__About this exercise__. Print the entries in full, word for word, but not the pictures.

Dataset excerpts
------

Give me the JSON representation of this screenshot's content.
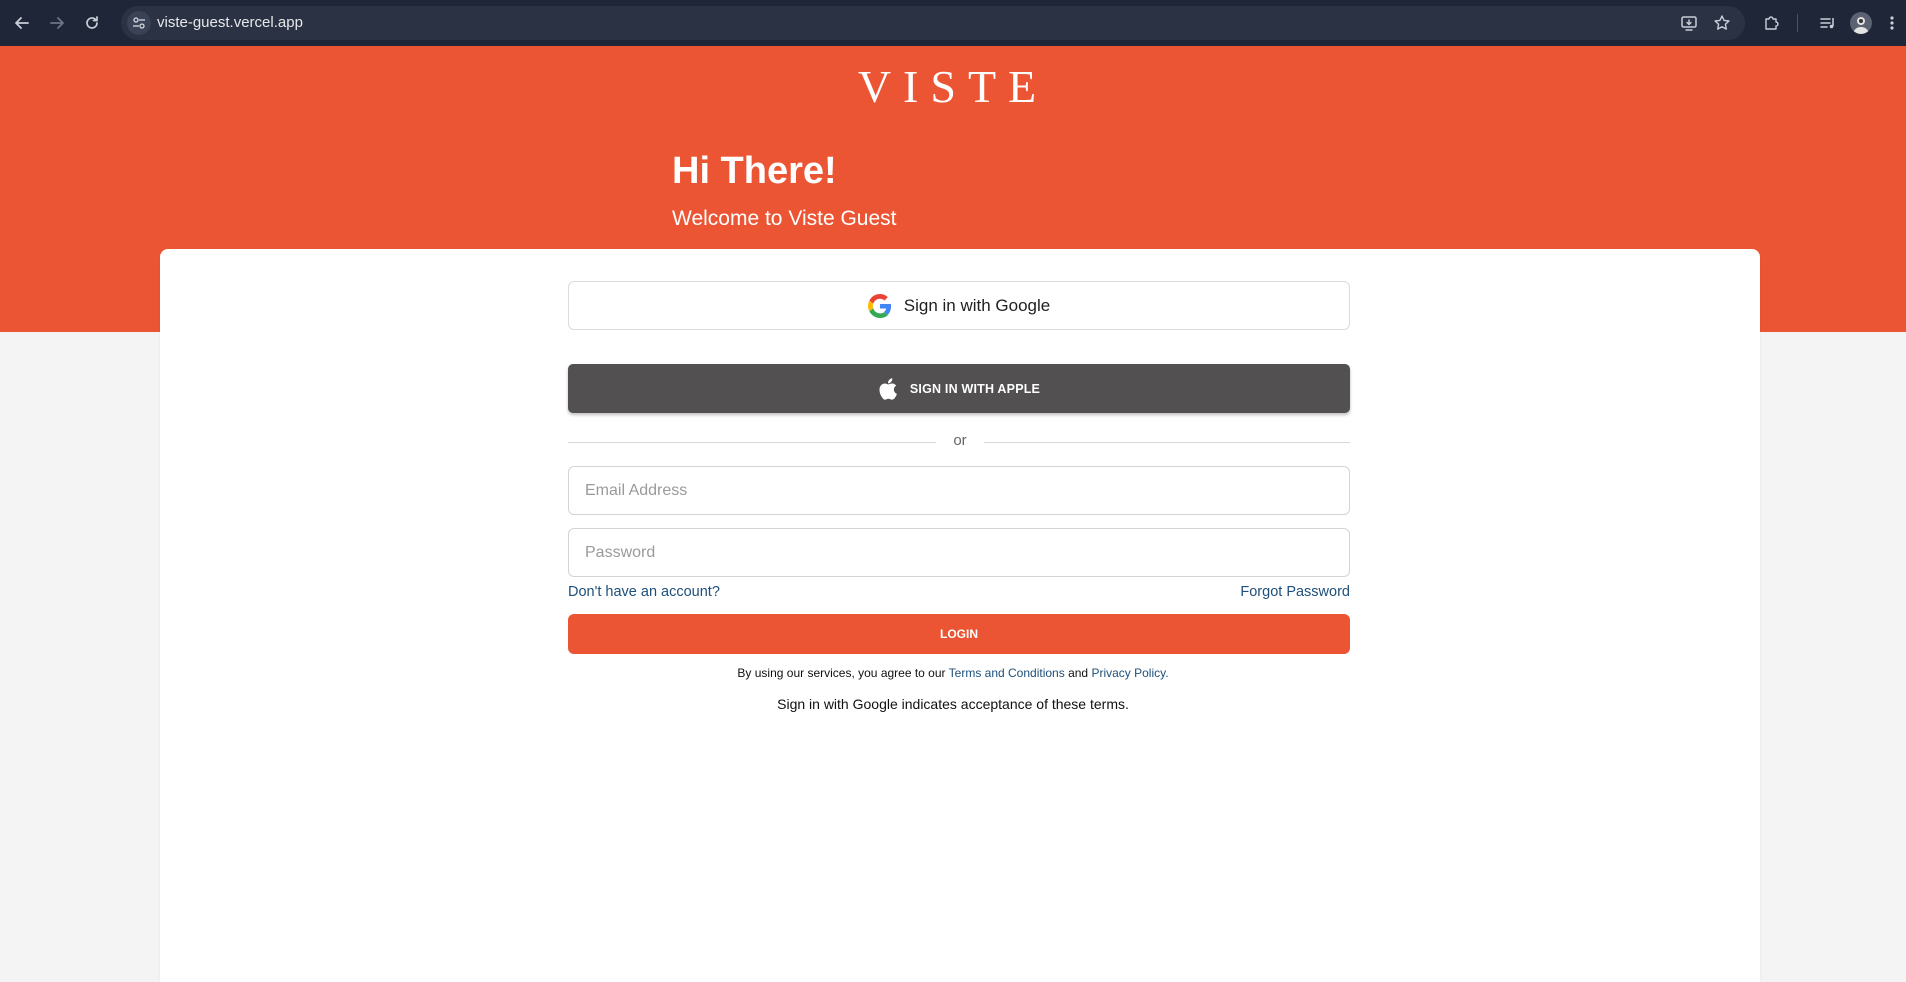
{
  "browser": {
    "url": "viste-guest.vercel.app",
    "icons": {
      "back": "arrow-left-icon",
      "forward": "arrow-right-icon",
      "reload": "reload-icon",
      "site_info": "tune-icon",
      "install": "install-app-icon",
      "bookmark": "star-icon",
      "extensions": "puzzle-icon",
      "media": "media-queue-icon",
      "profile": "avatar",
      "menu": "kebab-menu-icon"
    }
  },
  "colors": {
    "brand": "#ec5533",
    "apple_button": "#525050",
    "link": "#1d4f7a"
  },
  "header": {
    "logo": "VISTE",
    "greeting": "Hi There!",
    "subtitle": "Welcome to Viste Guest"
  },
  "auth": {
    "google_label": "Sign in with Google",
    "apple_label": "SIGN IN WITH APPLE",
    "divider": "or",
    "email_placeholder": "Email Address",
    "email_value": "",
    "password_placeholder": "Password",
    "password_value": "",
    "signup_link": "Don't have an account?",
    "forgot_link": "Forgot Password",
    "login_label": "LOGIN"
  },
  "legal": {
    "prefix": "By using our services, you agree to our",
    "terms": "Terms and Conditions",
    "and": "and",
    "privacy": "Privacy Policy.",
    "google_note": "Sign in with Google indicates acceptance of these terms."
  }
}
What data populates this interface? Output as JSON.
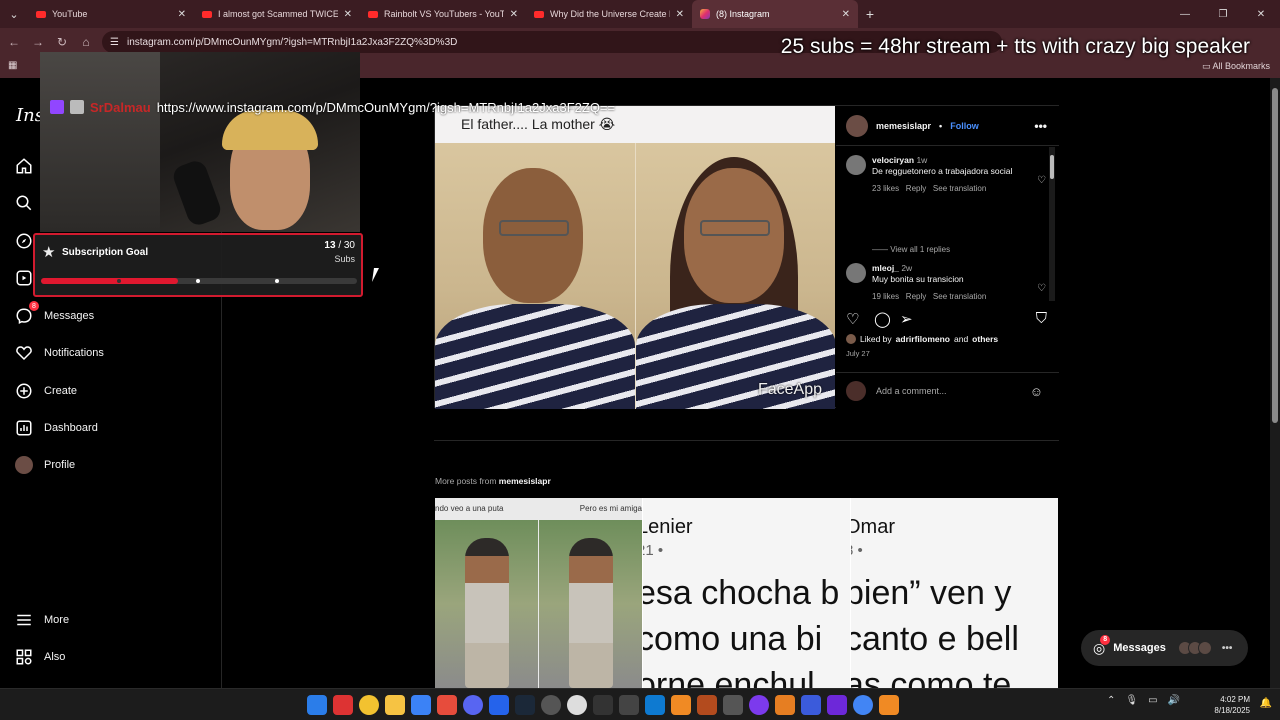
{
  "browser": {
    "tabs": [
      {
        "title": "YouTube",
        "favicon": "youtube-icon",
        "active": false
      },
      {
        "title": "I almost got Scammed TWICE!",
        "favicon": "youtube-icon",
        "active": false
      },
      {
        "title": "Rainbolt VS YouTubers - YouTube",
        "favicon": "youtube-icon",
        "active": false
      },
      {
        "title": "Why Did the Universe Create Li",
        "favicon": "youtube-icon",
        "active": false
      },
      {
        "title": "(8) Instagram",
        "favicon": "instagram-icon",
        "active": true
      }
    ],
    "url": "instagram.com/p/DMmcOunMYgm/?igsh=MTRnbjI1a2Jxa3F2ZQ%3D%3D",
    "all_bookmarks_label": "All Bookmarks"
  },
  "overlay": {
    "headline": "25 subs = 48hr stream + tts with crazy big speaker",
    "streamer_name": "SrDalmau",
    "streamer_url": "https://www.instagram.com/p/DMmcOunMYgm/?igsh=MTRnbjI1a2Jxa3F2ZQ==",
    "sub_goal": {
      "title": "Subscription Goal",
      "current": "13",
      "total": "/ 30",
      "unit": "Subs",
      "progress": 0.433
    }
  },
  "sidebar": {
    "logo": "Inst",
    "items": [
      {
        "id": "home",
        "label": "",
        "icon": "home-icon"
      },
      {
        "id": "search",
        "label": "",
        "icon": "search-icon"
      },
      {
        "id": "explore",
        "label": "",
        "icon": "compass-icon"
      },
      {
        "id": "reels",
        "label": "",
        "icon": "reels-icon"
      },
      {
        "id": "messages",
        "label": "Messages",
        "icon": "messenger-icon",
        "badge": "8"
      },
      {
        "id": "notifications",
        "label": "Notifications",
        "icon": "heart-icon"
      },
      {
        "id": "create",
        "label": "Create",
        "icon": "plus-square-icon"
      },
      {
        "id": "dashboard",
        "label": "Dashboard",
        "icon": "chart-icon"
      },
      {
        "id": "profile",
        "label": "Profile",
        "icon": "avatar"
      }
    ],
    "more_label": "More",
    "also_label": "Also"
  },
  "post": {
    "caption": "El father.... La mother 😭",
    "watermark": "FaceApp",
    "author": "memesislapr",
    "follow_label": "Follow",
    "separator": "•",
    "comments": [
      {
        "user": "velociryan",
        "age": "1w",
        "text": "De regguetonero a trabajadora social",
        "likes": "23 likes",
        "reply": "Reply",
        "translate": "See translation"
      },
      {
        "user": "mleoj_",
        "age": "2w",
        "text": "Muy bonita su transicion",
        "likes": "19 likes",
        "reply": "Reply",
        "translate": "See translation"
      }
    ],
    "view_replies": "View all 1 replies",
    "liked_by_prefix": "Liked by",
    "liked_by_user": "adrirfilomeno",
    "liked_by_and": "and",
    "liked_by_others": "others",
    "date": "July 27",
    "add_comment_placeholder": "Add a comment..."
  },
  "more_posts": {
    "label_prefix": "More posts from",
    "author": "memesislapr",
    "tiles": [
      {
        "top_left": "ndo veo a una puta",
        "top_right": "Pero es mi amiga"
      },
      {
        "name": "Lenier",
        "sub": "21 •",
        "lines": [
          "esa chocha b",
          "como una bi",
          "orne enchul"
        ]
      },
      {
        "name": "Omar",
        "sub": "8 •",
        "lines": [
          "bien” ven y",
          "canto e bell",
          "as como te"
        ]
      }
    ]
  },
  "messages_pill": {
    "label": "Messages",
    "badge": "8"
  },
  "taskbar": {
    "time": "4:02 PM",
    "date": "8/18/2025"
  },
  "colors": {
    "accent_blue": "#4a90ff",
    "goal_red": "#e0182f",
    "tab_bar": "#3b1c22"
  }
}
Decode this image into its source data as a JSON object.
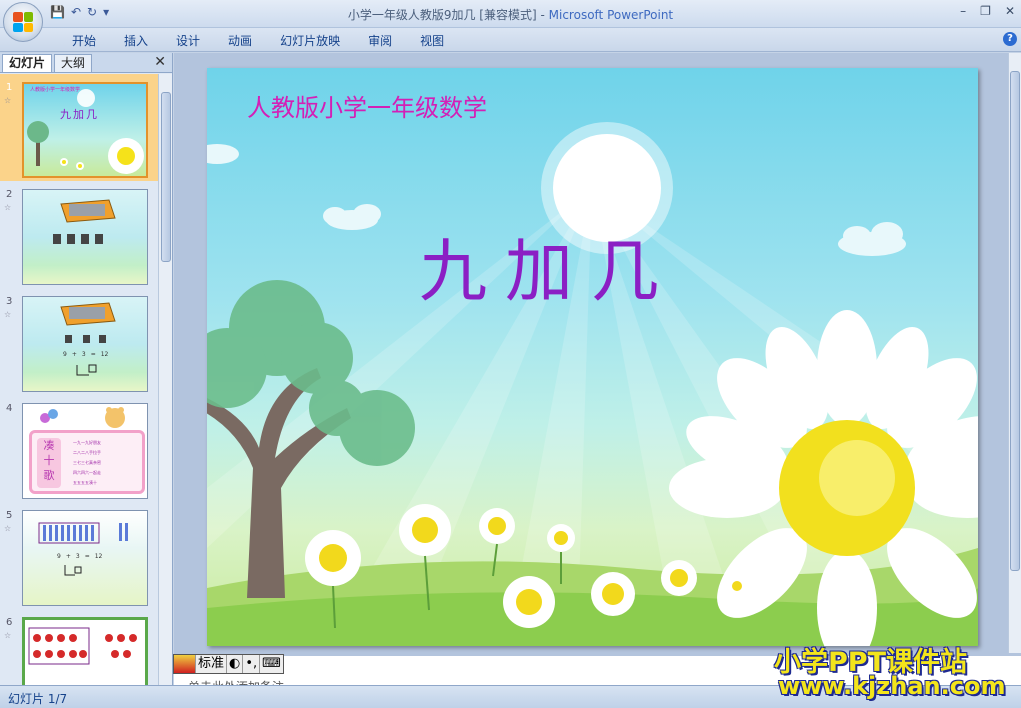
{
  "window": {
    "title": "小学一年级人教版9加几 [兼容模式]",
    "separator": " - ",
    "app_name": "Microsoft PowerPoint",
    "minimize": "–",
    "restore": "❐",
    "close": "✕"
  },
  "quick_access": {
    "save": "💾",
    "undo": "↶",
    "redo": "↻",
    "more": "▾"
  },
  "ribbon": {
    "tabs": [
      "开始",
      "插入",
      "设计",
      "动画",
      "幻灯片放映",
      "审阅",
      "视图"
    ],
    "help": "?"
  },
  "left_pane": {
    "tabs": [
      "幻灯片",
      "大纲"
    ],
    "close": "✕",
    "slides": [
      {
        "num": "1",
        "anim": "☆"
      },
      {
        "num": "2",
        "anim": "☆"
      },
      {
        "num": "3",
        "anim": "☆"
      },
      {
        "num": "4",
        "anim": ""
      },
      {
        "num": "5",
        "anim": "☆"
      },
      {
        "num": "6",
        "anim": "☆"
      }
    ],
    "thumb4": {
      "title": [
        "凑",
        "十",
        "歌"
      ],
      "lines": [
        "一九一九好朋友",
        "二八二八手拉手",
        "三七三七真亲密",
        "四六四六一起走",
        "五五五五凑十"
      ]
    },
    "thumb1": {
      "sub": "人教版小学一年级数学",
      "title": "九加几"
    },
    "thumb_eq": {
      "a": "9",
      "plus": "+",
      "b": "3",
      "eq": "=",
      "c": "12"
    }
  },
  "slide": {
    "subtitle": "人教版小学一年级数学",
    "title": "九加几",
    "colors": {
      "subtitle": "#d41fb6",
      "title": "#8b1fc4"
    }
  },
  "notes": {
    "placeholder": "单击此处添加备注"
  },
  "ime": {
    "mode": "标准",
    "moon": "◐",
    "punct": "•,",
    "kbd": "⌨"
  },
  "status": {
    "slide_counter": "幻灯片 1/7"
  },
  "watermark": {
    "line1": "小学PPT课件站",
    "line2": "www.kjzhan.com"
  }
}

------

__Task output__.
Give me the JSON representation of this screenshot's content.
{
  "browser": {
    "url": "viste-guest.vercel.app",
    "icons": {
      "back": "arrow-left-icon",
      "forward": "arrow-right-icon",
      "reload": "reload-icon",
      "site_info": "tune-icon",
      "install": "install-app-icon",
      "bookmark": "star-icon",
      "extensions": "puzzle-icon",
      "media": "media-queue-icon",
      "profile": "avatar",
      "menu": "kebab-menu-icon"
    }
  },
  "colors": {
    "brand": "#ec5533",
    "apple_button": "#525050",
    "link": "#1d4f7a"
  },
  "header": {
    "logo": "VISTE",
    "greeting": "Hi There!",
    "subtitle": "Welcome to Viste Guest"
  },
  "auth": {
    "google_label": "Sign in with Google",
    "apple_label": "SIGN IN WITH APPLE",
    "divider": "or",
    "email_placeholder": "Email Address",
    "email_value": "",
    "password_placeholder": "Password",
    "password_value": "",
    "signup_link": "Don't have an account?",
    "forgot_link": "Forgot Password",
    "login_label": "LOGIN"
  },
  "legal": {
    "prefix": "By using our services, you agree to our",
    "terms": "Terms and Conditions",
    "and": "and",
    "privacy": "Privacy Policy.",
    "google_note": "Sign in with Google indicates acceptance of these terms."
  }
}
What data populates this interface? Output as JSON.
{
  "browser": {
    "tabs": [
      {
        "title": "YouTube",
        "favicon": "youtube-icon",
        "active": false
      },
      {
        "title": "I almost got Scammed TWICE!",
        "favicon": "youtube-icon",
        "active": false
      },
      {
        "title": "Rainbolt VS YouTubers - YouTube",
        "favicon": "youtube-icon",
        "active": false
      },
      {
        "title": "Why Did the Universe Create Li",
        "favicon": "youtube-icon",
        "active": false
      },
      {
        "title": "(8) Instagram",
        "favicon": "instagram-icon",
        "active": true
      }
    ],
    "url": "instagram.com/p/DMmcOunMYgm/?igsh=MTRnbjI1a2Jxa3F2ZQ%3D%3D",
    "all_bookmarks_label": "All Bookmarks"
  },
  "overlay": {
    "headline": "25 subs = 48hr stream + tts with crazy big speaker",
    "streamer_name": "SrDalmau",
    "streamer_url": "https://www.instagram.com/p/DMmcOunMYgm/?igsh=MTRnbjI1a2Jxa3F2ZQ==",
    "sub_goal": {
      "title": "Subscription Goal",
      "current": "13",
      "total": "/ 30",
      "unit": "Subs",
      "progress": 0.433
    }
  },
  "sidebar": {
    "logo": "Inst",
    "items": [
      {
        "id": "home",
        "label": "",
        "icon": "home-icon"
      },
      {
        "id": "search",
        "label": "",
        "icon": "search-icon"
      },
      {
        "id": "explore",
        "label": "",
        "icon": "compass-icon"
      },
      {
        "id": "reels",
        "label": "",
        "icon": "reels-icon"
      },
      {
        "id": "messages",
        "label": "Messages",
        "icon": "messenger-icon",
        "badge": "8"
      },
      {
        "id": "notifications",
        "label": "Notifications",
        "icon": "heart-icon"
      },
      {
        "id": "create",
        "label": "Create",
        "icon": "plus-square-icon"
      },
      {
        "id": "dashboard",
        "label": "Dashboard",
        "icon": "chart-icon"
      },
      {
        "id": "profile",
        "label": "Profile",
        "icon": "avatar"
      }
    ],
    "more_label": "More",
    "also_label": "Also"
  },
  "post": {
    "caption": "El father.... La mother 😭",
    "watermark": "FaceApp",
    "author": "memesislapr",
    "follow_label": "Follow",
    "separator": "•",
    "comments": [
      {
        "user": "velociryan",
        "age": "1w",
        "text": "De regguetonero a trabajadora social",
        "likes": "23 likes",
        "reply": "Reply",
        "translate": "See translation"
      },
      {
        "user": "mleoj_",
        "age": "2w",
        "text": "Muy bonita su transicion",
        "likes": "19 likes",
        "reply": "Reply",
        "translate": "See translation"
      }
    ],
    "view_replies": "View all 1 replies",
    "liked_by_prefix": "Liked by",
    "liked_by_user": "adrirfilomeno",
    "liked_by_and": "and",
    "liked_by_others": "others",
    "date": "July 27",
    "add_comment_placeholder": "Add a comment..."
  },
  "more_posts": {
    "label_prefix": "More posts from",
    "author": "memesislapr",
    "tiles": [
      {
        "top_left": "ndo veo a una puta",
        "top_right": "Pero es mi amiga"
      },
      {
        "name": "Lenier",
        "sub": "21 •",
        "lines": [
          "esa chocha b",
          "como una bi",
          "orne enchul"
        ]
      },
      {
        "name": "Omar",
        "sub": "8 •",
        "lines": [
          "bien” ven y",
          "canto e bell",
          "as como te"
        ]
      }
    ]
  },
  "messages_pill": {
    "label": "Messages",
    "badge": "8"
  },
  "taskbar": {
    "time": "4:02 PM",
    "date": "8/18/2025"
  },
  "colors": {
    "accent_blue": "#4a90ff",
    "goal_red": "#e0182f",
    "tab_bar": "#3b1c22"
  }
}
Decode this image into its source data as a JSON object.
{
  "window": {
    "title": "小学一年级人教版9加几 [兼容模式]",
    "separator": " - ",
    "app_name": "Microsoft PowerPoint",
    "minimize": "–",
    "restore": "❐",
    "close": "✕"
  },
  "quick_access": {
    "save": "💾",
    "undo": "↶",
    "redo": "↻",
    "more": "▾"
  },
  "ribbon": {
    "tabs": [
      "开始",
      "插入",
      "设计",
      "动画",
      "幻灯片放映",
      "审阅",
      "视图"
    ],
    "help": "?"
  },
  "left_pane": {
    "tabs": [
      "幻灯片",
      "大纲"
    ],
    "close": "✕",
    "slides": [
      {
        "num": "1",
        "anim": "☆"
      },
      {
        "num": "2",
        "anim": "☆"
      },
      {
        "num": "3",
        "anim": "☆"
      },
      {
        "num": "4",
        "anim": ""
      },
      {
        "num": "5",
        "anim": "☆"
      },
      {
        "num": "6",
        "anim": "☆"
      }
    ],
    "thumb4": {
      "title": [
        "凑",
        "十",
        "歌"
      ],
      "lines": [
        "一九一九好朋友",
        "二八二八手拉手",
        "三七三七真亲密",
        "四六四六一起走",
        "五五五五凑十"
      ]
    },
    "thumb1": {
      "sub": "人教版小学一年级数学",
      "title": "九加几"
    },
    "thumb_eq": {
      "a": "9",
      "plus": "+",
      "b": "3",
      "eq": "=",
      "c": "12"
    }
  },
  "slide": {
    "subtitle": "人教版小学一年级数学",
    "title": "九加几",
    "colors": {
      "subtitle": "#d41fb6",
      "title": "#8b1fc4"
    }
  },
  "notes": {
    "placeholder": "单击此处添加备注"
  },
  "ime": {
    "mode": "标准",
    "moon": "◐",
    "punct": "•,",
    "kbd": "⌨"
  },
  "status": {
    "slide_counter": "幻灯片 1/7"
  },
  "watermark": {
    "line1": "小学PPT课件站",
    "line2": "www.kjzhan.com"
  }
}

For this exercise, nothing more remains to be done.